In my April piece I mooted that the thing that we were missing most from not being in an office was interaction with fellow colleagues to build bonds and develop rapport. The next most important element is collaboration. Whilst much of this can happen digitally/remotely, some of the magic is lost when you’re not face to face. The pure act of working, doing the day job, can, by and large, happen anywhere. However, there are some amongst the team who can work more effectively away from their home environment, especially younger staff or house sharers. 

As a result, we are providing a mix of spaces with the emphasis on space for interacting and collaborating with space for working taking up less than half of the floor. We want to make the office a lively and exciting space where a trip to the office becomes something of an event, something to be looked forward to and an opportunity to catch up with colleagues and make very best use of the time together. 

As I noted, this isn’t so radical in the grander scheme of things, but for an SME with some great people, making the working day as enjoyable and effective as possible is a really key part of attracting and retaining more great people. 

And, why do we want to work with a team of great people? Because they help us do great things with our partners across the country and deliver some amazing projects. And, delivering these projects benefits communities directly and indirectly, creating new jobs, stimulating economies and delivering social value. 

In practice, that’s what actually motivates our team; doing great things for partners and their communities across the country and delivering exciting projects. Our Smarter Working Plan is no more than a tool to help us get the best from the time we’re working; the means not the end. 

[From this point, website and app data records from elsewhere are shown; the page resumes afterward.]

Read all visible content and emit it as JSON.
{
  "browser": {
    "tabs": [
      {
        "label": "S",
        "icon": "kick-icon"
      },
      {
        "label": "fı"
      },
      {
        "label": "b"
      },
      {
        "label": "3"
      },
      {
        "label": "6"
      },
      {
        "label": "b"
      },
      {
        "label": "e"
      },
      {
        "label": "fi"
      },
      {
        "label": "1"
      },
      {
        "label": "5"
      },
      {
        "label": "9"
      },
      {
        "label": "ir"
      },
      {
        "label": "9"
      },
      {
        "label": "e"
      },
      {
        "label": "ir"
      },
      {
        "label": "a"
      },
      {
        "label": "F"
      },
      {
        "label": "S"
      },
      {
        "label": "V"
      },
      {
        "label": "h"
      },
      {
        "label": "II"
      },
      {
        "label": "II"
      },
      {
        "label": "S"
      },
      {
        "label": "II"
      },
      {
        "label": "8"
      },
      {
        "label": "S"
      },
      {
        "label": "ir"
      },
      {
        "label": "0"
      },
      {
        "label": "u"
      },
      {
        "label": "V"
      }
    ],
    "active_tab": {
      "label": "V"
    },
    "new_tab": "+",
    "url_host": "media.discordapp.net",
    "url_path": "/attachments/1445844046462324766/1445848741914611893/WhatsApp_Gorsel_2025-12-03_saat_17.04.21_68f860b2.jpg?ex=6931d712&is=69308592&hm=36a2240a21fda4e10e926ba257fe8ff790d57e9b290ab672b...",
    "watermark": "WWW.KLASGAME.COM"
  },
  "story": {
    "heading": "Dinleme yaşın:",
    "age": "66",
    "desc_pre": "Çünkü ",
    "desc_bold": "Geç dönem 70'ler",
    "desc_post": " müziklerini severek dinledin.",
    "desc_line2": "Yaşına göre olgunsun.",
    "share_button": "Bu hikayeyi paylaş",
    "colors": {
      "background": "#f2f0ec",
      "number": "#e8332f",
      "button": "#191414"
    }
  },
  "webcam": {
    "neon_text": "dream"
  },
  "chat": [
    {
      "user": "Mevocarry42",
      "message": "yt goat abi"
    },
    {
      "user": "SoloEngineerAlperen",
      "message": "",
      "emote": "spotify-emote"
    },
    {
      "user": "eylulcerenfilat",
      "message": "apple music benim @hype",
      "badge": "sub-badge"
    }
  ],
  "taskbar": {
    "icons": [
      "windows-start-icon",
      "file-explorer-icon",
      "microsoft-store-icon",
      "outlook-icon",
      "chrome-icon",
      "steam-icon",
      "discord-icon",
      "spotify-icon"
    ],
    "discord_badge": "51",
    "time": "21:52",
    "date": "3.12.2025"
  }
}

How’s it going? Check back next year to see, CV19 permitting, how the new arrangements are working.